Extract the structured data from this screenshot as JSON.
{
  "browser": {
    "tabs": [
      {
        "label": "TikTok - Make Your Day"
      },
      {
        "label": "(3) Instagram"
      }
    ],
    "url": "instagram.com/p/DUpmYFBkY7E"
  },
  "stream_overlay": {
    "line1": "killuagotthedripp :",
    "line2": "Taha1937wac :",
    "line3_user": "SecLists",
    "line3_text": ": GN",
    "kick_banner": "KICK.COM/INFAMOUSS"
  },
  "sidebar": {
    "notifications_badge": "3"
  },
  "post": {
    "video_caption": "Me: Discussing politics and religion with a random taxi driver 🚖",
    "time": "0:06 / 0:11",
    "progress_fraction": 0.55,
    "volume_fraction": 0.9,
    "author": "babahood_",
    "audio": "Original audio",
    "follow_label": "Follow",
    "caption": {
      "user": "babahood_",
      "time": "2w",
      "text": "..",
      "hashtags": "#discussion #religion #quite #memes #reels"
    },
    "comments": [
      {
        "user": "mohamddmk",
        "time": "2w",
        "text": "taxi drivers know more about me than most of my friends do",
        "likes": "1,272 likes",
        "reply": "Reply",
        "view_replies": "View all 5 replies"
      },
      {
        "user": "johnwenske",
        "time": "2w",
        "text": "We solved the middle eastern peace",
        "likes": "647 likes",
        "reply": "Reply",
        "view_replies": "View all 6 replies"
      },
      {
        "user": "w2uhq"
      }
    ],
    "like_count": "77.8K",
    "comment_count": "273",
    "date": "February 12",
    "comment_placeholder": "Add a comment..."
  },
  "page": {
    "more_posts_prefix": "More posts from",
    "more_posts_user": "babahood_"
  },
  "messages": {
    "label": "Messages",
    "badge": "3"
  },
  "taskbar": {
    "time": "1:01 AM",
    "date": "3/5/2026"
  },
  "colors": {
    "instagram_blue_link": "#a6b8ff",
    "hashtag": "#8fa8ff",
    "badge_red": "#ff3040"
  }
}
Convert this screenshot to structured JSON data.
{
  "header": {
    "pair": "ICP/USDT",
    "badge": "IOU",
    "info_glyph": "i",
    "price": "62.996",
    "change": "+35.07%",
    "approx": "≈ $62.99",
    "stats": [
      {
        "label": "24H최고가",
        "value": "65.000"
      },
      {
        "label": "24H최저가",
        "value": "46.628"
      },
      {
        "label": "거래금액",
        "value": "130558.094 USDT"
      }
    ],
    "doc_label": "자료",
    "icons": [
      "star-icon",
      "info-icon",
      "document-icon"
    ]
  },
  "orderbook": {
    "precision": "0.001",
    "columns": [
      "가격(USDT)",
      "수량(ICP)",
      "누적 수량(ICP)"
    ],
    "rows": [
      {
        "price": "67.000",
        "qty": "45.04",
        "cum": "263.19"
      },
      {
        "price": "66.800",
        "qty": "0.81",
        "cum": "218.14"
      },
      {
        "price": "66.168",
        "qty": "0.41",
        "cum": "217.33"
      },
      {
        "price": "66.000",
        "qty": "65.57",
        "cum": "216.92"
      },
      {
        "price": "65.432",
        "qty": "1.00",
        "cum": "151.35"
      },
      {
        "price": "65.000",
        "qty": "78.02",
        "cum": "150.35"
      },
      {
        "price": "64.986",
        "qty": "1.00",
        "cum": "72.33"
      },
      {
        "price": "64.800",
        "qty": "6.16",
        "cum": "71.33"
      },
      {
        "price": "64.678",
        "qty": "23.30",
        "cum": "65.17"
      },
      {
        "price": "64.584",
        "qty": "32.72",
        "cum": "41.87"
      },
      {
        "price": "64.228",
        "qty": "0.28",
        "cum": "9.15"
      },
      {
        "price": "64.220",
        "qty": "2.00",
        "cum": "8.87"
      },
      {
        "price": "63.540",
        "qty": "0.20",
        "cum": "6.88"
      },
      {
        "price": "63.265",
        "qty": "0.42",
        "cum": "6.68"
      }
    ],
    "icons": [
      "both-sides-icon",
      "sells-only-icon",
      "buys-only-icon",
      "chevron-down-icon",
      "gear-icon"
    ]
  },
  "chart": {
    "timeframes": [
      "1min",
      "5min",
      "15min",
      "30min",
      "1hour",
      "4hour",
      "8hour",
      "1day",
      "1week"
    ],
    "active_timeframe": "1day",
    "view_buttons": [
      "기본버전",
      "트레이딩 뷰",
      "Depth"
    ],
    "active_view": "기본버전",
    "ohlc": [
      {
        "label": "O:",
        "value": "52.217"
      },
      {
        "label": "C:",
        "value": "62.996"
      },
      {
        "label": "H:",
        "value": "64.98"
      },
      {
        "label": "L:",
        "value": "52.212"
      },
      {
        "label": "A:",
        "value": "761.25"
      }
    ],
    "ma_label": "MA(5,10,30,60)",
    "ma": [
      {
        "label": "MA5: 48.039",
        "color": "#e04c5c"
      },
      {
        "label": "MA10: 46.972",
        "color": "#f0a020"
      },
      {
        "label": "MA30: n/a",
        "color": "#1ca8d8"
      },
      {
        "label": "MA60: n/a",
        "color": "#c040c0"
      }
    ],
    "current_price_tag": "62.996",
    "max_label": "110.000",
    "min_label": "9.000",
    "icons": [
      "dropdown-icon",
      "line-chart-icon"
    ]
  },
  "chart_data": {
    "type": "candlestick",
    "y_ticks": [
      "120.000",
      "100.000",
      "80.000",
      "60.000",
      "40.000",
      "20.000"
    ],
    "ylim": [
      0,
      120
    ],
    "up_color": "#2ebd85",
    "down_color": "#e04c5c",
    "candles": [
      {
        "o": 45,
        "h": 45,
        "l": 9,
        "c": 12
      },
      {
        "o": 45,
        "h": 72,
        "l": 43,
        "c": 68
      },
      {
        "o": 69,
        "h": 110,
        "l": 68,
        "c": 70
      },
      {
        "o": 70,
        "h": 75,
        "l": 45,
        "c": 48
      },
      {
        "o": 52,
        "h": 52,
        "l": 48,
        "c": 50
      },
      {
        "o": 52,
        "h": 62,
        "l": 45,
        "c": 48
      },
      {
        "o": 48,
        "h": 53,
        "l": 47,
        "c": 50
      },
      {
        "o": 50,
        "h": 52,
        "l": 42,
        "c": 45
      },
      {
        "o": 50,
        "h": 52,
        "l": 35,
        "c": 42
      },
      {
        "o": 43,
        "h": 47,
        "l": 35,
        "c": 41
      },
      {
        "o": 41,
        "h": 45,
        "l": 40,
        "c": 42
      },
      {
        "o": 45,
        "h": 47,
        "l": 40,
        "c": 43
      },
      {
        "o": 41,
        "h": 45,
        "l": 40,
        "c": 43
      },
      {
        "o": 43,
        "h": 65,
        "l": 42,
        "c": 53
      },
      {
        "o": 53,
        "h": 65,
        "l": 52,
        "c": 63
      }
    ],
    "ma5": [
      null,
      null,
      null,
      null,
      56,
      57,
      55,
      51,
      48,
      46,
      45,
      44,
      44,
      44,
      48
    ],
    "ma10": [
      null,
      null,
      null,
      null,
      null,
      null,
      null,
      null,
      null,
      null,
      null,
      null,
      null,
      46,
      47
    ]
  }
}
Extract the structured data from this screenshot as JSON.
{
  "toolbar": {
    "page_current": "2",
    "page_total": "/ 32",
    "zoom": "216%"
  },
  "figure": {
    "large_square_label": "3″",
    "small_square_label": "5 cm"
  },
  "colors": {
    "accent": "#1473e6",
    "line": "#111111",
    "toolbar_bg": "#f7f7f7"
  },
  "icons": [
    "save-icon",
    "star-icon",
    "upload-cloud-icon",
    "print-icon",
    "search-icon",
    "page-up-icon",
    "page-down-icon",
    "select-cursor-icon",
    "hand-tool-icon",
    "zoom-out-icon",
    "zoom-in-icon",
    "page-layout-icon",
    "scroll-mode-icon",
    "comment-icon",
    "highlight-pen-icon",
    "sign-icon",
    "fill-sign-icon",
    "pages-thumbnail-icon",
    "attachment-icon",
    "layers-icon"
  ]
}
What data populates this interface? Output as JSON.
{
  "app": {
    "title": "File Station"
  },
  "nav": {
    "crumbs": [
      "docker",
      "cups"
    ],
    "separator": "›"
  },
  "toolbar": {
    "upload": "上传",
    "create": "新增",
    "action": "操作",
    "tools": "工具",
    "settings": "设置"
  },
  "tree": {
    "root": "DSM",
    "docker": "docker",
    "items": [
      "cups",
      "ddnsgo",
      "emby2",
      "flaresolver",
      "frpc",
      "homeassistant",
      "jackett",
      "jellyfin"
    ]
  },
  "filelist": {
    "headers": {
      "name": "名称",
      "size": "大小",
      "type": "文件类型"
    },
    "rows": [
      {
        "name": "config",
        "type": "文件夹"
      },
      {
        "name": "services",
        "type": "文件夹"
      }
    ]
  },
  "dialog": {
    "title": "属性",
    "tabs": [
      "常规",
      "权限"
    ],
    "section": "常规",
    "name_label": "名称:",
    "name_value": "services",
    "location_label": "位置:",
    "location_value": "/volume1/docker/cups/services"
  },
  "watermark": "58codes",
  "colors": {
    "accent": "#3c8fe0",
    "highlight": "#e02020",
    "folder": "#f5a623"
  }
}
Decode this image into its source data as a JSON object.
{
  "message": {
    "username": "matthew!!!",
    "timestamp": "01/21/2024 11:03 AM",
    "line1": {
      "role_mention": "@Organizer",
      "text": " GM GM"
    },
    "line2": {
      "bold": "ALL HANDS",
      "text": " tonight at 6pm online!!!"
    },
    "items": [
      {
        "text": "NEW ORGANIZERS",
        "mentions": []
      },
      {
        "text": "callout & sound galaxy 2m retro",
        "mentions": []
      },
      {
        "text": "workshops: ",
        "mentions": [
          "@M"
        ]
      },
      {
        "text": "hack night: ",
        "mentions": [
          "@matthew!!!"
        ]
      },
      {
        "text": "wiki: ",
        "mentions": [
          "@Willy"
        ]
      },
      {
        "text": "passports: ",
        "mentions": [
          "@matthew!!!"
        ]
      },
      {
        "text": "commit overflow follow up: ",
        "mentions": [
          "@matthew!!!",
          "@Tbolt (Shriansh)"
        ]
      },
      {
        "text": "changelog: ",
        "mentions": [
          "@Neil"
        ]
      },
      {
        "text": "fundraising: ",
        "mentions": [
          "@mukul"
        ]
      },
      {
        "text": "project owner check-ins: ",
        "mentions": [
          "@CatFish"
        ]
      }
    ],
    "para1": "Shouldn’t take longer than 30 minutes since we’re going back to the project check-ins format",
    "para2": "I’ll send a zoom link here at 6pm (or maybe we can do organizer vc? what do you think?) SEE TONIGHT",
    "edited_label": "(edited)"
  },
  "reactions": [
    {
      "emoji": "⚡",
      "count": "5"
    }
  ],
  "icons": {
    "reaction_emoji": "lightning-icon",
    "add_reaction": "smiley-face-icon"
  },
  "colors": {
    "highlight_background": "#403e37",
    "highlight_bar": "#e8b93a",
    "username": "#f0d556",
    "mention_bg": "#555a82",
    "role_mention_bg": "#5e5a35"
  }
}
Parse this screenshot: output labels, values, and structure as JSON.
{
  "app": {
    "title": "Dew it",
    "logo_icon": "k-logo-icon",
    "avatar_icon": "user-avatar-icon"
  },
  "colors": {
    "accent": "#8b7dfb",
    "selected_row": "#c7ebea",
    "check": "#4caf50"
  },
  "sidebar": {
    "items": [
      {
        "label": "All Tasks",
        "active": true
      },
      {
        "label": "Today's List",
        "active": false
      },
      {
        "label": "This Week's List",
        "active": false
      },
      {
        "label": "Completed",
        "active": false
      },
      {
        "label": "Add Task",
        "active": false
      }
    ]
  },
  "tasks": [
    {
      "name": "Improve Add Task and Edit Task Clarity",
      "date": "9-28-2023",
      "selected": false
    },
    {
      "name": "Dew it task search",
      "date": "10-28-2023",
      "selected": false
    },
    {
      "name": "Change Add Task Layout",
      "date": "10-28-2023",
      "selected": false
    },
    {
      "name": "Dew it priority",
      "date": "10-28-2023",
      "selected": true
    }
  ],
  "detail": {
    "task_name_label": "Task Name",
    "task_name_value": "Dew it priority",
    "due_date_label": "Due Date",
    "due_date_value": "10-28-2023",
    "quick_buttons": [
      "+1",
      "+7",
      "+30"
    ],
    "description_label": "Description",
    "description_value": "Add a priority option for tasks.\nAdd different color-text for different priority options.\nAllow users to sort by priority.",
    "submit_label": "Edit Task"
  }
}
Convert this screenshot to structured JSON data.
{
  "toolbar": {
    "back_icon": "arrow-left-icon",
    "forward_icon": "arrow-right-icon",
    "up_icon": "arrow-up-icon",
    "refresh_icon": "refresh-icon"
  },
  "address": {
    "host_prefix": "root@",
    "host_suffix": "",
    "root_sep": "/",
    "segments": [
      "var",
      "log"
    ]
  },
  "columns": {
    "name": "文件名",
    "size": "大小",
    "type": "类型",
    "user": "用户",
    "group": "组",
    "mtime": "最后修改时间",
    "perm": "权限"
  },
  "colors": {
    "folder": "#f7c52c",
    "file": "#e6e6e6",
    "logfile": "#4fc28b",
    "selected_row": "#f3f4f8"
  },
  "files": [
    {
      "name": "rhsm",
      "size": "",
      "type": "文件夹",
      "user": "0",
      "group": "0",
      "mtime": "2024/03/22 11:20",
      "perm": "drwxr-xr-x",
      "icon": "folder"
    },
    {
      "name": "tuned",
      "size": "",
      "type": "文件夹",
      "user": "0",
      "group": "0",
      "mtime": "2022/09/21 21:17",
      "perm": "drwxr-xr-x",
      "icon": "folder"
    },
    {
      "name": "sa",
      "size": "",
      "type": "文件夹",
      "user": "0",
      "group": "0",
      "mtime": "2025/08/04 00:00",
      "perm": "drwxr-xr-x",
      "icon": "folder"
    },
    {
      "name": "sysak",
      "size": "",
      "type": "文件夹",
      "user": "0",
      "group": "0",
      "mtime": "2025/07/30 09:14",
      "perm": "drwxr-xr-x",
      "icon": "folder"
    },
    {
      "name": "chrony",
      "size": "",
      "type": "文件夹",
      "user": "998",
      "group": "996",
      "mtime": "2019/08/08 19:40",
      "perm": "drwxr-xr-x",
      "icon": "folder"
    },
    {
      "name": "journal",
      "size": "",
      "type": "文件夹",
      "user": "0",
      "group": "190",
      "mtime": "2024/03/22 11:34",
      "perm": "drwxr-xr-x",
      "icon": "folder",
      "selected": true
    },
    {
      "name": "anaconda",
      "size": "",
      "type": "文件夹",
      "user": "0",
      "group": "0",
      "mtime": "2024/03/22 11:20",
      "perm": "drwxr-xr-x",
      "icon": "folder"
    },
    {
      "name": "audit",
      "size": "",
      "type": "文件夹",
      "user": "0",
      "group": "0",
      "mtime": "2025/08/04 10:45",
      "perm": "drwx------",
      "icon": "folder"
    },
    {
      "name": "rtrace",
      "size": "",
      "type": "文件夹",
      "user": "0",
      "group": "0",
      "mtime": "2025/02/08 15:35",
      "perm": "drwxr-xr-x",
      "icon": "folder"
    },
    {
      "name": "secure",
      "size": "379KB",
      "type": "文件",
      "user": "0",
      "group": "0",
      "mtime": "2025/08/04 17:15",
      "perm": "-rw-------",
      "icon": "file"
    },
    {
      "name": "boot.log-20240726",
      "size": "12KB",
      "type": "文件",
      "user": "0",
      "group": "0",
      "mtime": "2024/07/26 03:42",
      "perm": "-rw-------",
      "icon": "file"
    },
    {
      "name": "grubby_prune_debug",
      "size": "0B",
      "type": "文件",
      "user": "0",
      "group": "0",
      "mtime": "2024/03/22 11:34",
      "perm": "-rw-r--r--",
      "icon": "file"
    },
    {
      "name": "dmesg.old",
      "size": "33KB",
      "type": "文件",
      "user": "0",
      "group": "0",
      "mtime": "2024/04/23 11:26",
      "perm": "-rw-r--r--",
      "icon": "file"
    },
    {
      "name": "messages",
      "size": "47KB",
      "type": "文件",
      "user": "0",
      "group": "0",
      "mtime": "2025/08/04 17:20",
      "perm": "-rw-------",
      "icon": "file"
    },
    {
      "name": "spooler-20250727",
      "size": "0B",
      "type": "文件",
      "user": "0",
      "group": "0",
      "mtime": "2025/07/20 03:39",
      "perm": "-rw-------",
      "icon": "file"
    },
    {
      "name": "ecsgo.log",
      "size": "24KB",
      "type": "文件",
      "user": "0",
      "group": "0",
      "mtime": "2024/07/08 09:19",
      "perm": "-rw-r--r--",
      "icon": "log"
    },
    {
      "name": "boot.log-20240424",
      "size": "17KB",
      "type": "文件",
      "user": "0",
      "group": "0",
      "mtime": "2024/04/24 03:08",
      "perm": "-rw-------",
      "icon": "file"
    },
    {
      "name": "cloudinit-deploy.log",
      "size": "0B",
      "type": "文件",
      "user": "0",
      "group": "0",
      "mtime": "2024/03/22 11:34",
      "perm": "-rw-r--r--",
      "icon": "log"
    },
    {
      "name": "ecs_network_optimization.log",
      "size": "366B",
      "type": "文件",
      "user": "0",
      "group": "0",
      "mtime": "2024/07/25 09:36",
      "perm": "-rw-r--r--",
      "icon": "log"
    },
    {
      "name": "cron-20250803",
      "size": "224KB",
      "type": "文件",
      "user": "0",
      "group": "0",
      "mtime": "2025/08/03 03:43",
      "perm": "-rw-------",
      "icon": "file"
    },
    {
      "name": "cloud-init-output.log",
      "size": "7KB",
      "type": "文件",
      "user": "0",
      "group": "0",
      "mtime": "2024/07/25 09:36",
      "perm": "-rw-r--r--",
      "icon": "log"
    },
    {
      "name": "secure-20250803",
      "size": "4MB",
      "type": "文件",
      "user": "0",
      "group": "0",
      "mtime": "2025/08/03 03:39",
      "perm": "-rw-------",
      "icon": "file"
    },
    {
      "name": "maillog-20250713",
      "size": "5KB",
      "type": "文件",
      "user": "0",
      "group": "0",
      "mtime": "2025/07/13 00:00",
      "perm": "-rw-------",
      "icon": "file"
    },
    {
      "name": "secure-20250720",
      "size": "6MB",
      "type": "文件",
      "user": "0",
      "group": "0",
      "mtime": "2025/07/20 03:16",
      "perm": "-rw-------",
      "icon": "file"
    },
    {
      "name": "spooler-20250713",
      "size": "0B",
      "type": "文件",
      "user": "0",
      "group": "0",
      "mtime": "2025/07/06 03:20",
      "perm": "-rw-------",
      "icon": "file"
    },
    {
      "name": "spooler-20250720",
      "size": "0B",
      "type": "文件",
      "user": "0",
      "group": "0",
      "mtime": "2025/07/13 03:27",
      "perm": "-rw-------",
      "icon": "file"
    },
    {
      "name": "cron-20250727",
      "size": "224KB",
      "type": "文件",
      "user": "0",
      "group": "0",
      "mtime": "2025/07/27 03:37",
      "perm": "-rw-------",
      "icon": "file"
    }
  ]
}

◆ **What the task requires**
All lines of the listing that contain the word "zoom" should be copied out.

◆ **Answer to this exercise**
    "zoom": "216%"
    "zoom-out-icon",
    "zoom-in-icon",
    "para2": "I’ll send a zoom link here at 6pm (or maybe we can do organizer vc? what do you think?) SEE TONIGHT",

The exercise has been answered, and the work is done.